If this is a topic that interests you then tune into the Writing Analytics community. Next event in Vancouver next month, when we focus on what it might mean to be literate with Writing Analytics, which – we would argue – entails a close coupling of pedagogy, assessment and analytics.
This work is intensely collaborative and interdisciplinary – perhaps transdisciplinary –and I’m deeply grateful to my team and everyone we work with for the spirit in which we’re able to work together.
Gibson, A., Aitken, A., Sándor, Á., Buckingham Shum, S., Tsingos-Lucas, C. and Knight, S. (2017). Reflective Writing Analytics for Actionable Feedback. Proceedings of LAK17: 7th International Conference on Learning Analytics & Knowledge, March 13-17, 2017, Vancouver, BC, Canada. (ACM Press). DOI: http://dx.doi.org/10.1145/3027385.3027436. [Preprint]
Abstract: Reflective writing can provide a powerful way for students to integrate professional experience and academic learning. However, writing reflectively requires high quality action- able feedback, which is time-consuming to provide at scale. This paper reports progress on the design, implementation, and validation of a Reflective Writing Analytics platform to provide actionable feedback within a tertiary authentic assessment context. The contributions are: (1) a new con- ceptual framework for reflective writing; (2) a computational approach to modelling reflective writing, deriving analytics, and providing feedback; (3) the pedagogical and user ex- perience rationale for platform design decisions; and (4) a pilot in a student learning context, with preliminary data on educator and student acceptance, and the extent to which we can evidence that the software provided actionable feedback for reflective writing.

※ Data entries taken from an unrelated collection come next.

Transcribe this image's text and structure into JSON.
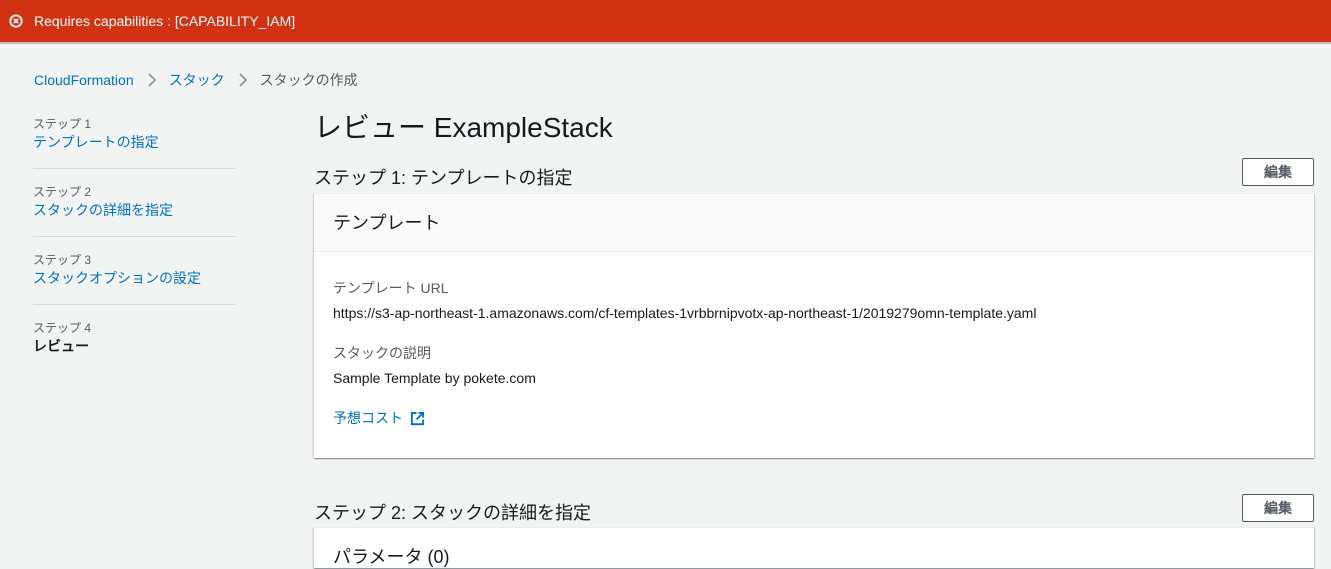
{
  "banner": {
    "message": "Requires capabilities : [CAPABILITY_IAM]",
    "color": "#d13212"
  },
  "breadcrumb": {
    "items": [
      "CloudFormation",
      "スタック"
    ],
    "current": "スタックの作成"
  },
  "steps": [
    {
      "num": "ステップ 1",
      "label": "テンプレートの指定"
    },
    {
      "num": "ステップ 2",
      "label": "スタックの詳細を指定"
    },
    {
      "num": "ステップ 3",
      "label": "スタックオプションの設定"
    },
    {
      "num": "ステップ 4",
      "label": "レビュー"
    }
  ],
  "page_title": "レビュー ExampleStack",
  "section1": {
    "heading": "ステップ 1: テンプレートの指定",
    "edit_label": "編集",
    "panel_title": "テンプレート",
    "template_url_label": "テンプレート URL",
    "template_url_value": "https://s3-ap-northeast-1.amazonaws.com/cf-templates-1vrbbrnipvotx-ap-northeast-1/2019279omn-template.yaml",
    "description_label": "スタックの説明",
    "description_value": "Sample Template by pokete.com",
    "cost_link": "予想コスト"
  },
  "section2": {
    "heading": "ステップ 2: スタックの詳細を指定",
    "edit_label": "編集",
    "panel_title": "パラメータ (0)"
  },
  "icons": {
    "banner": "error-circle-icon",
    "breadcrumb_sep": "chevron-right-icon",
    "external": "external-link-icon"
  }
}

Knight, S., Buckingham Shum, S., Ryan, P., Sándor, Á., & Wang, X. (In Press). Designing Academic Writing Analytics for Civil Law Student Self-Assessment. International Journal of Artificial Intelligence in Education, (Special Issue on Multidisciplinary Approaches to Reading and Writing Integrated with Disciplinary Education, Eds. D. McNamara, S. Muresan, R. Passonneau & D. Perin). Open Access Reprint: http://dx.doi.org/doi:10.1007/s40593-016-0121-0

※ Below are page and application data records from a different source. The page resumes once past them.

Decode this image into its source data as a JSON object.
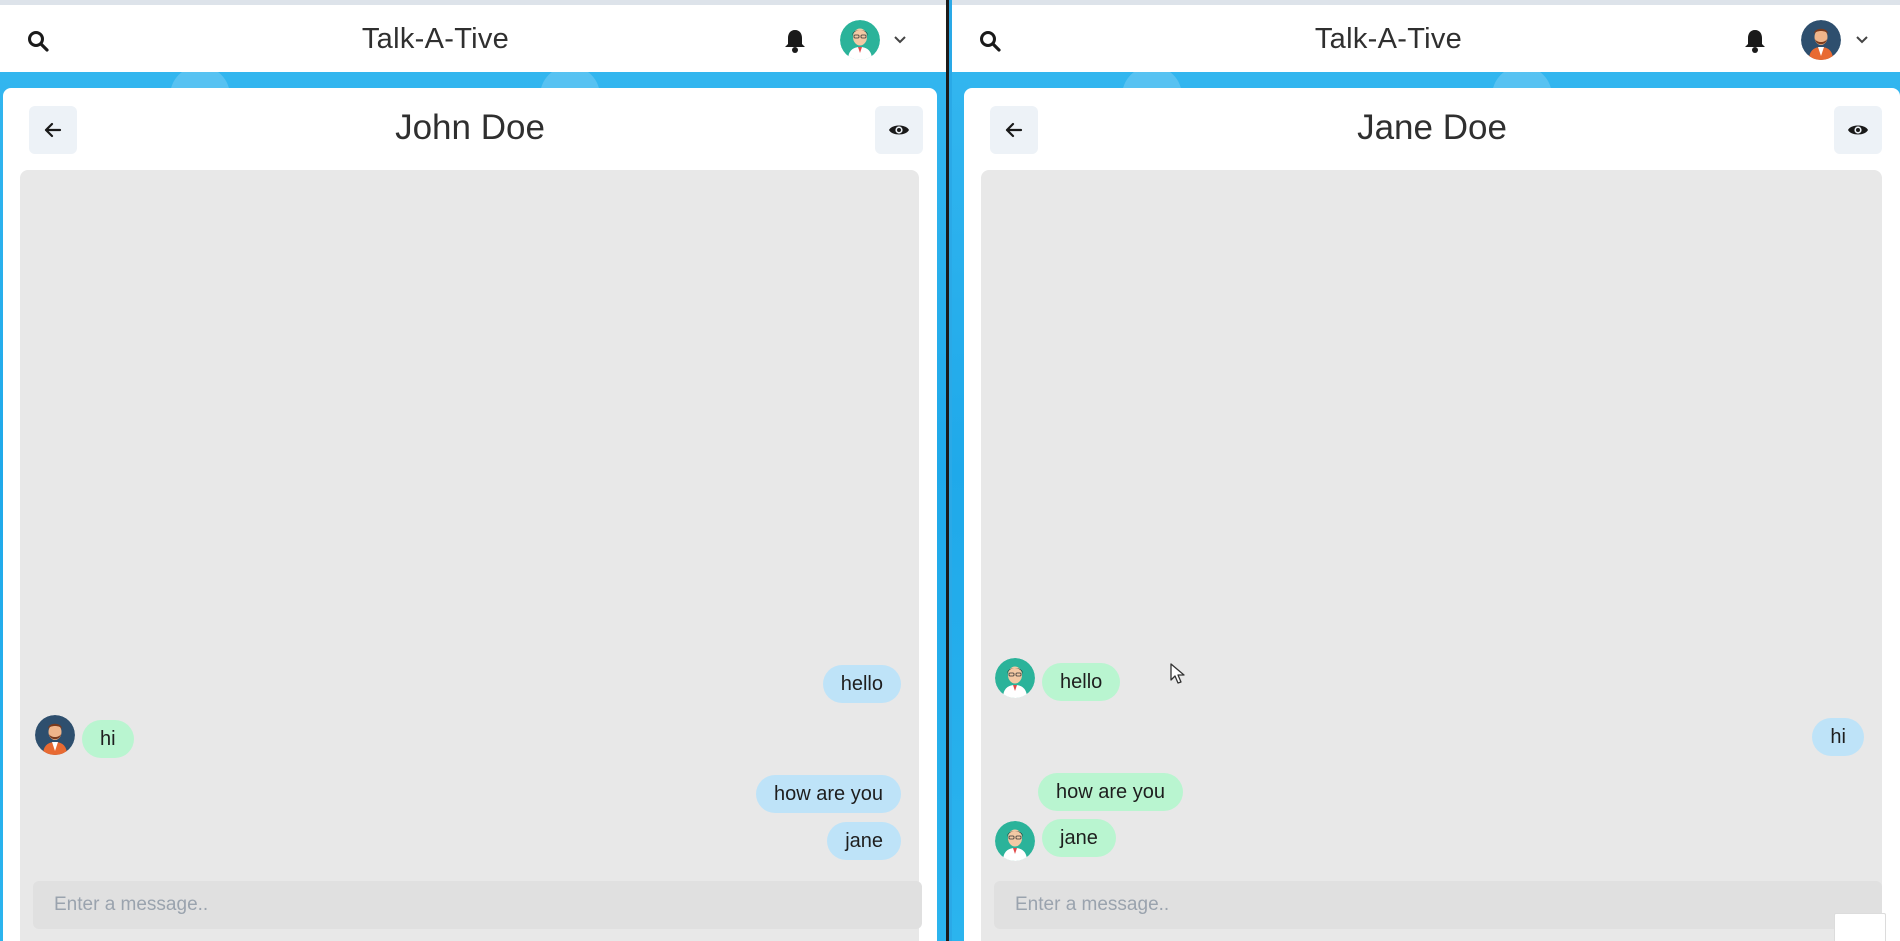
{
  "app": {
    "title": "Talk-A-Tive"
  },
  "icons": {
    "search": "search-icon",
    "bell": "bell-icon",
    "chevron": "chevron-down-icon",
    "back": "arrow-left-icon",
    "eye": "eye-icon"
  },
  "colors": {
    "background_accent": "#2aa9e7",
    "sent_bubble": "#bee3f8",
    "received_bubble": "#b9f5d0",
    "message_area": "#e8e8e8"
  },
  "left": {
    "app_title": "Talk-A-Tive",
    "chat_name": "John Doe",
    "input_placeholder": "Enter a message..",
    "messages": [
      {
        "text": "hello",
        "side": "sent"
      },
      {
        "text": "hi",
        "side": "received"
      },
      {
        "text": "how are you",
        "side": "sent"
      },
      {
        "text": "jane",
        "side": "sent"
      }
    ]
  },
  "right": {
    "app_title": "Talk-A-Tive",
    "chat_name": "Jane Doe",
    "input_placeholder": "Enter a message..",
    "messages": [
      {
        "text": "hello",
        "side": "received"
      },
      {
        "text": "hi",
        "side": "sent"
      },
      {
        "text": "how are you",
        "side": "received"
      },
      {
        "text": "jane",
        "side": "received"
      }
    ]
  }
}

Abstract: Research into the teaching and assessment of student writing shows that many students find academic writing a challenge to learn, with legal writing no exception. Improving the availability and quality of timely formative feedback is an important aim. However, the time-consuming nature of assessing writing makes it impractical for instructors to provide rapid, detailed feedback on hundreds of draft texts which might be improved prior to submission. This paper describes the design of a natural language processing (NLP) tool to provide such support. We report progress in the development of a web application called AWA (Academic Writing Analytics), which has been piloted in a Civil Law degree. We describe: the underlying NLP platform and the participatory design process through which the law academic and analytics team tested and refined an existing rhetorical parser for the discipline; the user interface design and evaluation process; and feedback from students, which was broadly positive, but also identifies important issues to address. We discuss how our approach is positioned in relation to concerns regarding automated essay grading, and ways in which AWA might provide more actionable feedback to students. We conclude by considering how this design process addresses the challenge of making explicit to learners and educators the underlying mode of action in analytic devices such as our rhetorical parser, which we term algorithmic accountability.
Source: SBS Blog
Link: Writing Analytics update